Just like our group there were multiple other groups with guides going through the maze. Each guide ensured that their group was in sight. With so many people walking around, you constantly kept bumping into others.
Our guide continued his narrative; the structure is made of edible items and not using cement or the usual construction materials – things like lentils and limestone were used. So if you did happen to get stuck in the maze at least you wouldn’t have a shortage of food!
“Stand there. Put your ear on the wall,” he shouted to a few folks at the back of the line. And then he said something to the wall on his left.
“Did you hear it? The walls will carry sound.”

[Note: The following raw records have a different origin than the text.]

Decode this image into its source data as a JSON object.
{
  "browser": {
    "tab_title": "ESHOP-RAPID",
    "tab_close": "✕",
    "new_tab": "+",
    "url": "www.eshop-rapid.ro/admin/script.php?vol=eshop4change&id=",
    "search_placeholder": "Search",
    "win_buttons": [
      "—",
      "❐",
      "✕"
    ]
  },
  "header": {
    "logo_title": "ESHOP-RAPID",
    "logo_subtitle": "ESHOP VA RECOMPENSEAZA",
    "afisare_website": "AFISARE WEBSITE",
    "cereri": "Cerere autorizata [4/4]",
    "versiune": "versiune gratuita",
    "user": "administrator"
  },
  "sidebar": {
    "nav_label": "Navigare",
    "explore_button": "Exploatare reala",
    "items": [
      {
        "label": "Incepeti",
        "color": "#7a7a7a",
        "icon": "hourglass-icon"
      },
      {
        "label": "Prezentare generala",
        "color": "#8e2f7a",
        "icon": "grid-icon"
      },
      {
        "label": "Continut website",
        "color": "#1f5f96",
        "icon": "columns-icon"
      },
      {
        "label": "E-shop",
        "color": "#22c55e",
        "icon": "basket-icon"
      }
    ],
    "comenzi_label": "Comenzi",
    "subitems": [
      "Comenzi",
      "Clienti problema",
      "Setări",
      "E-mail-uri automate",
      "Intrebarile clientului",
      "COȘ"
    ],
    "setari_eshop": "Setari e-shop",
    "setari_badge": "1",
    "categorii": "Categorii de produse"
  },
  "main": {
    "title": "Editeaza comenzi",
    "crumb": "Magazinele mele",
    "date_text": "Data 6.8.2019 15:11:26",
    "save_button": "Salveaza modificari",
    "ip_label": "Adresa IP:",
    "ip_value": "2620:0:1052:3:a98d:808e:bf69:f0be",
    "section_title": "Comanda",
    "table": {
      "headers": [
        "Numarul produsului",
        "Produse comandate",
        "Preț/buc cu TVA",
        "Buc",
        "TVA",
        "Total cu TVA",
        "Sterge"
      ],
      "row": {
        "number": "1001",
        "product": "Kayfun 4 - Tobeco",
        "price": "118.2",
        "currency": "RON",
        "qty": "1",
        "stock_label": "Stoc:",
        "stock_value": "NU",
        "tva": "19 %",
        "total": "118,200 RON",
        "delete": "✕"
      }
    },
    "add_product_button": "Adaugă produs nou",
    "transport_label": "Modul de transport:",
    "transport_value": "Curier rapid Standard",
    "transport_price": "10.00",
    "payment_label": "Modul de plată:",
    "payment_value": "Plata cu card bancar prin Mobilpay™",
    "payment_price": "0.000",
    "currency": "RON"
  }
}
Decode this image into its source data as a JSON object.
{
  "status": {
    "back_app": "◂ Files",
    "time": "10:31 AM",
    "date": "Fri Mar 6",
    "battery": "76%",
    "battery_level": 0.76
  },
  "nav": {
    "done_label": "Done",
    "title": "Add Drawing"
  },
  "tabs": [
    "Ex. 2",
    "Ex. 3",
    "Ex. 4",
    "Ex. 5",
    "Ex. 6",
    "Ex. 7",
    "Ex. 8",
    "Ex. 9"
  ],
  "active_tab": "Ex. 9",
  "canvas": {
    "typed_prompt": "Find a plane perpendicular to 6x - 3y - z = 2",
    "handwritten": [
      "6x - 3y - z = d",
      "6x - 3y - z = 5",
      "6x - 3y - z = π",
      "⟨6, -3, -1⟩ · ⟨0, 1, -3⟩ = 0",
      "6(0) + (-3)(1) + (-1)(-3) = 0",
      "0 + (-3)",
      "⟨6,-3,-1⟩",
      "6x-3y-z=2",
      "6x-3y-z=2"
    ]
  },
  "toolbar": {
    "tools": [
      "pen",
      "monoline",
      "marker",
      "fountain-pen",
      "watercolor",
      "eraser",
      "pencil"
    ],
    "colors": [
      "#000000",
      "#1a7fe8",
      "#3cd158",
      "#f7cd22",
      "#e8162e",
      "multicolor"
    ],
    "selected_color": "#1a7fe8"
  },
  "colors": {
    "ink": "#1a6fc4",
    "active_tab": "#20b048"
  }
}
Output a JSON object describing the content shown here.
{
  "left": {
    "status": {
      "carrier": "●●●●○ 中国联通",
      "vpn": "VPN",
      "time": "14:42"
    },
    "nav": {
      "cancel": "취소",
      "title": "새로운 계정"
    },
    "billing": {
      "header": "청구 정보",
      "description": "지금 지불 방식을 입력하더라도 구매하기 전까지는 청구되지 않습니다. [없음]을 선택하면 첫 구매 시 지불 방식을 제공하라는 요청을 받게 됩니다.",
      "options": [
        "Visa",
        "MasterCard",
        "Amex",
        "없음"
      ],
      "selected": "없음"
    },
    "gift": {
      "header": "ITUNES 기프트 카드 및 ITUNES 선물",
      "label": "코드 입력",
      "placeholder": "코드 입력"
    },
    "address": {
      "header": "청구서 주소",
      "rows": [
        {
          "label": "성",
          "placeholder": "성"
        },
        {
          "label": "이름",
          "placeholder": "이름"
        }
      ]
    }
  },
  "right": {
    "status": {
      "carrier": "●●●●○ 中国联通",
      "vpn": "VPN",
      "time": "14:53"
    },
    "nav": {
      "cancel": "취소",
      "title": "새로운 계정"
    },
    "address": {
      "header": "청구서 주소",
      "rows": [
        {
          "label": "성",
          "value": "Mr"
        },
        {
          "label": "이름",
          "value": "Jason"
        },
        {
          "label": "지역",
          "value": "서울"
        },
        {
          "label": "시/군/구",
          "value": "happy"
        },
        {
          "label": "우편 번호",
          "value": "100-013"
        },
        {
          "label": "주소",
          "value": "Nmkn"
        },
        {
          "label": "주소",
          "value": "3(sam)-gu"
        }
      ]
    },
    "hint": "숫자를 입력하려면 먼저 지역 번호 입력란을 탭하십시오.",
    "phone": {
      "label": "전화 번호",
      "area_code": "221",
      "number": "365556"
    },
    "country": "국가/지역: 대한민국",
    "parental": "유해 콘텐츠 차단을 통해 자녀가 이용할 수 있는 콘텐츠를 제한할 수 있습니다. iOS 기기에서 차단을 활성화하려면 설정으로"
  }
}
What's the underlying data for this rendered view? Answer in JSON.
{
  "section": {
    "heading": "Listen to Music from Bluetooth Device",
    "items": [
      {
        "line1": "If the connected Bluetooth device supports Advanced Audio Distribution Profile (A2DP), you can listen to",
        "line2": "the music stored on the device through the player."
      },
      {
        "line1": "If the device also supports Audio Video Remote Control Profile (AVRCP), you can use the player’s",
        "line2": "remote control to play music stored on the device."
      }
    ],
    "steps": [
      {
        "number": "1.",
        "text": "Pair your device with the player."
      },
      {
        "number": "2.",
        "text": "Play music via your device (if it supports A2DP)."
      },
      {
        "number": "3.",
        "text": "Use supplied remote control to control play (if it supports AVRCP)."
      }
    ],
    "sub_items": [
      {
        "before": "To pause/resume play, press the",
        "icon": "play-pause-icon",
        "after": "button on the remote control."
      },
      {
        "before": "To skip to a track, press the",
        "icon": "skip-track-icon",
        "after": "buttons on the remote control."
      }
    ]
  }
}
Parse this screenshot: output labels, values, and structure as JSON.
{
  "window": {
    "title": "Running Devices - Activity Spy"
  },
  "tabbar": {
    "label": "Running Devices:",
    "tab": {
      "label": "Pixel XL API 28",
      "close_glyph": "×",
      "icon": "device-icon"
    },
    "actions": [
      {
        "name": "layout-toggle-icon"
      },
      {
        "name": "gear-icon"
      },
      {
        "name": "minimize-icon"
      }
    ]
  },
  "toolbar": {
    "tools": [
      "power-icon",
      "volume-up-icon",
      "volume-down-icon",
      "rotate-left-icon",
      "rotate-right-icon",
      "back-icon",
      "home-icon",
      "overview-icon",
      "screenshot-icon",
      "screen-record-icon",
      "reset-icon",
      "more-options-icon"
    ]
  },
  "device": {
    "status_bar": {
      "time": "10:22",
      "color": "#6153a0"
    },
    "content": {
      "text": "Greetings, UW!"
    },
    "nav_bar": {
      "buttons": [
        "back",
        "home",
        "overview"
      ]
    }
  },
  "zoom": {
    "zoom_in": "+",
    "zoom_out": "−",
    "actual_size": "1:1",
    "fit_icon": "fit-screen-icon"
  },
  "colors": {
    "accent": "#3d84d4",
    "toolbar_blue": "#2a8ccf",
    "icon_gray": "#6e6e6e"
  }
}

We tried doing it ourselves and felt we could hear something but with the number of people going back and forth we weren’t sure of what we were hearing.
Apparently there are also tunnels from this place that lead you to other cities in India but those tunnels had been sealed after people disappeared in them.
The terrace beside the maze provides a nice view of the city including some important buildings. It also offers photographic spots unlike the tunnels where you can barely stand. Some of the tunnels were illuminated by the sunlight coming through openings but the others that were closed on all three sides pretty dark even though it was a bright sunny day. The guide took us through an alternative route to get us out of the maze and the building.
On the left of the main building was where we left our footwear and on the right side was a stepwell – this is where water used to be stored; and it also served as a hideout from where the people inside could see outsiders but the people outside couldn’t see inside. As the guide takes you through this structure they’ll show you the point from where you can also witness this. Pretty impressive idea back then to come up with something like this – the use of reflection from the water and the alignment of windows makes this possible.
We spent about 2 hours in the Imambara; we wanted to buy a water bottle – but the vendor inside was selling an unknown brand. He did have the regular brands in a new pack but refused to give one from there. But we didn’t have to go very far – we picked a couple of bottles from the shops at the entrance of the complex.
In search of the kebab
When you come out of the Bara Imambara you will cross a large gate – the Rumi Darwaza it is called; this is pretty much on the main road and you have traffic going via this gate. Someone said that this gate appeared in the Tamil movie Petta. After clicking a few snaps our gang split into the veggie and non-veggie groups. It was 2pm. My stomach was rumbling a bit but I was ok; and I was hoping we’d finish lunch soon and get back to the hotel. We were in the quest of one of the Lucknow’s most famous dishes. The bridegroom had sent us the area where the shop was located; but he had never been there since he is a vegetarian. So with the aid of Google Maps, we directed the auto driver.
After a few minutes the driver stopped and said he can’t go any further. But looking at the map we said he can drop us a little further down the road so that we’d be at the start of the gully that was supposed to lead us to the famous Tunde Kabab restaurant. The auto driver relented but his vehicle struggled to go up the slope – the road went up by a very small angle but bearing the load of 6 of us, we could sense that the engine was stretched to its limit. There was a point where we felt the auto would go backwards!
There was no way the auto could go through the narrow gully which was packed with pedestrians. Following Google’s instructions we walked down the gully. My primary fear was of my stomach upset recurring and me having to find a toilet; there’s no way that there would be a clean public toilet in this place and the further down we went the longer it would take me to even get to an auto to leave this place!
The gully kept narrowing and it merged into another gully which merged into yet another one. As we neared the destination we kept looking at signboards. Very soon, as per Google, we had even crossed the destination but we didn’t see any signboards of Tunday Kebab. Just as we were about to ask one of the shopkeepers we spotted an open restaurant; the entrance side was completely open and we could see a huge tray with plenty of uniform light pink kebab patties and on the other side was a guy making fresh parathas. We spotted a large menu inside the restaurant which listed the main items as beef and buffalo kebabs. The prices were very affordable but none of us wanted to have buffalo or beef meet; also the place was super crowded and so we didn’t even step inside to check what else was available – there definitely was no place to sit and I feared having to visit their toilet in case the need arose. We decided to move on.